> Provided data:
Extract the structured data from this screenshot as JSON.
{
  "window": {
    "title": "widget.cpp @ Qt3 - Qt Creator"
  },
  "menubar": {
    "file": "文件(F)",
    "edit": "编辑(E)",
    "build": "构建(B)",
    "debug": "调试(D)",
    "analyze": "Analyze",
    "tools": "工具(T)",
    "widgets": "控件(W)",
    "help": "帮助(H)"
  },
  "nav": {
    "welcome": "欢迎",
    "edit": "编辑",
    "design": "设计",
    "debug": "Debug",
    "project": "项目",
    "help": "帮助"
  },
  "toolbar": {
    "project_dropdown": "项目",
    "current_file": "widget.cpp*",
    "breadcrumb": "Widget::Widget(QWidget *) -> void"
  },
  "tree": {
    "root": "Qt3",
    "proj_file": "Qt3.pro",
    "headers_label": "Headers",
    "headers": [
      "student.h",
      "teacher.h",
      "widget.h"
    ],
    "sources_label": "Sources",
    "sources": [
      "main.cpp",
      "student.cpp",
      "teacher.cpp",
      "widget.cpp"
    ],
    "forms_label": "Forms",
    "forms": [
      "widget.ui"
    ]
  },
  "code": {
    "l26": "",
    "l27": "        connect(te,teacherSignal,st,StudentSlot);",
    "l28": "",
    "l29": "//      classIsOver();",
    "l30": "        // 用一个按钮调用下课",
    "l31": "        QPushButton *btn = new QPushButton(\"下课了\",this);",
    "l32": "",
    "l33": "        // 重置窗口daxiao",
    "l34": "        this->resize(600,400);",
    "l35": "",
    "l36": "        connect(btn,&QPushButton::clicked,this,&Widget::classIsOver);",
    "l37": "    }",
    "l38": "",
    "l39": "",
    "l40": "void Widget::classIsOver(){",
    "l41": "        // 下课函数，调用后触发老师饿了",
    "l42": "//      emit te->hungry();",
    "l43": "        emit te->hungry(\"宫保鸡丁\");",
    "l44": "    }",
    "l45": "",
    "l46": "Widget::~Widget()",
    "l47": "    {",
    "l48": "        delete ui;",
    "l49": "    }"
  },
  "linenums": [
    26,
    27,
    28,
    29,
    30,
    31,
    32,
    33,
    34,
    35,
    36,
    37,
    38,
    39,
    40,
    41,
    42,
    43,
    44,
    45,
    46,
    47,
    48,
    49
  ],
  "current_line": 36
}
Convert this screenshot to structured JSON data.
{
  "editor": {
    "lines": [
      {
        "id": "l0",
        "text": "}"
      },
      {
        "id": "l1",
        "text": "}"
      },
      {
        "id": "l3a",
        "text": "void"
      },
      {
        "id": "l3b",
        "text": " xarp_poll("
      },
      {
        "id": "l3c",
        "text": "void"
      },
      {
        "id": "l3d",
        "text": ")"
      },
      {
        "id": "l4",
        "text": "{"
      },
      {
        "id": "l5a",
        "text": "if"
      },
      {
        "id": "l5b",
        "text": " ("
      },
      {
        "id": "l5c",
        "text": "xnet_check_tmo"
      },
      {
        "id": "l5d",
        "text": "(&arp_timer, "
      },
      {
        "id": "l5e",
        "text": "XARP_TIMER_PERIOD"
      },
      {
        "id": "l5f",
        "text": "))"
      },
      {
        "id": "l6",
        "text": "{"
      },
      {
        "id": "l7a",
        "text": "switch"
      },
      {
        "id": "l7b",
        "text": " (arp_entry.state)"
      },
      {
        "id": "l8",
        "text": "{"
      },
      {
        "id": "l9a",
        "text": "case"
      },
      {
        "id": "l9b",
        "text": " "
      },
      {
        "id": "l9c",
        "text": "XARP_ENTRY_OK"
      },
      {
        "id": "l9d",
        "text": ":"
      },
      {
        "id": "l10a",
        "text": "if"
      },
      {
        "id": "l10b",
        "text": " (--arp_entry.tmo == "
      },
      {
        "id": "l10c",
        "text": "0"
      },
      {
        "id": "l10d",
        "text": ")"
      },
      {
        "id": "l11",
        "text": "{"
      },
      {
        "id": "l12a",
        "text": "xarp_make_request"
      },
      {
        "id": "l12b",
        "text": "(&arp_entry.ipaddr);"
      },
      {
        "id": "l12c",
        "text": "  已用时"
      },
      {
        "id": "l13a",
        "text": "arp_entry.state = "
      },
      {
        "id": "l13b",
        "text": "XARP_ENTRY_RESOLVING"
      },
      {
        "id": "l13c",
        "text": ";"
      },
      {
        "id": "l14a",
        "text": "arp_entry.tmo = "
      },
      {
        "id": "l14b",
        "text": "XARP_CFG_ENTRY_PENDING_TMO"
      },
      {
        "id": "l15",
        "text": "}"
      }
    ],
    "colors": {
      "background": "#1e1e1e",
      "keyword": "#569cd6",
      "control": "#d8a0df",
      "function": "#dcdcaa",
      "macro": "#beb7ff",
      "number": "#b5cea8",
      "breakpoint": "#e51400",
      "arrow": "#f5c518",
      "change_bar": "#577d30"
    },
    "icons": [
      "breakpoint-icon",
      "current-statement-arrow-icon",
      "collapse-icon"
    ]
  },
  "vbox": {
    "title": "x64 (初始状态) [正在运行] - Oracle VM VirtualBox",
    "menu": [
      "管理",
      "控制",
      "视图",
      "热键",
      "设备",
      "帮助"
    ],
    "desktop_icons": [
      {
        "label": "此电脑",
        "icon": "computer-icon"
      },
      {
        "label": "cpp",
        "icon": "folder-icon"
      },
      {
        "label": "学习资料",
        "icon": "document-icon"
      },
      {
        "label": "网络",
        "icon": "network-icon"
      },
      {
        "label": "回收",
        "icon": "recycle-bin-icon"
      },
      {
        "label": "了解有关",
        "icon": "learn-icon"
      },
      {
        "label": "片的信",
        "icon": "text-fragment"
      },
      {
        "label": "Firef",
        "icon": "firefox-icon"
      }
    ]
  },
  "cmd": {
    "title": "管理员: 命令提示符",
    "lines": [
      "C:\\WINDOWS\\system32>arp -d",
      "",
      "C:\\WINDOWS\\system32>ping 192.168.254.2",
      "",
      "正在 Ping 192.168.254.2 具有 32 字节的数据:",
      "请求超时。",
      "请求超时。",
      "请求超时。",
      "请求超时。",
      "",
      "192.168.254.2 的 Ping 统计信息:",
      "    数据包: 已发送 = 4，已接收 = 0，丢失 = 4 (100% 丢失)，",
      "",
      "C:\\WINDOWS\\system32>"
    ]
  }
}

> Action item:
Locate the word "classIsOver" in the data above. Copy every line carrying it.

> Solution to this exercise:
    "l29": "//      classIsOver();",
    "l36": "        connect(btn,&QPushButton::clicked,this,&Widget::classIsOver);",
    "l40": "void Widget::classIsOver(){",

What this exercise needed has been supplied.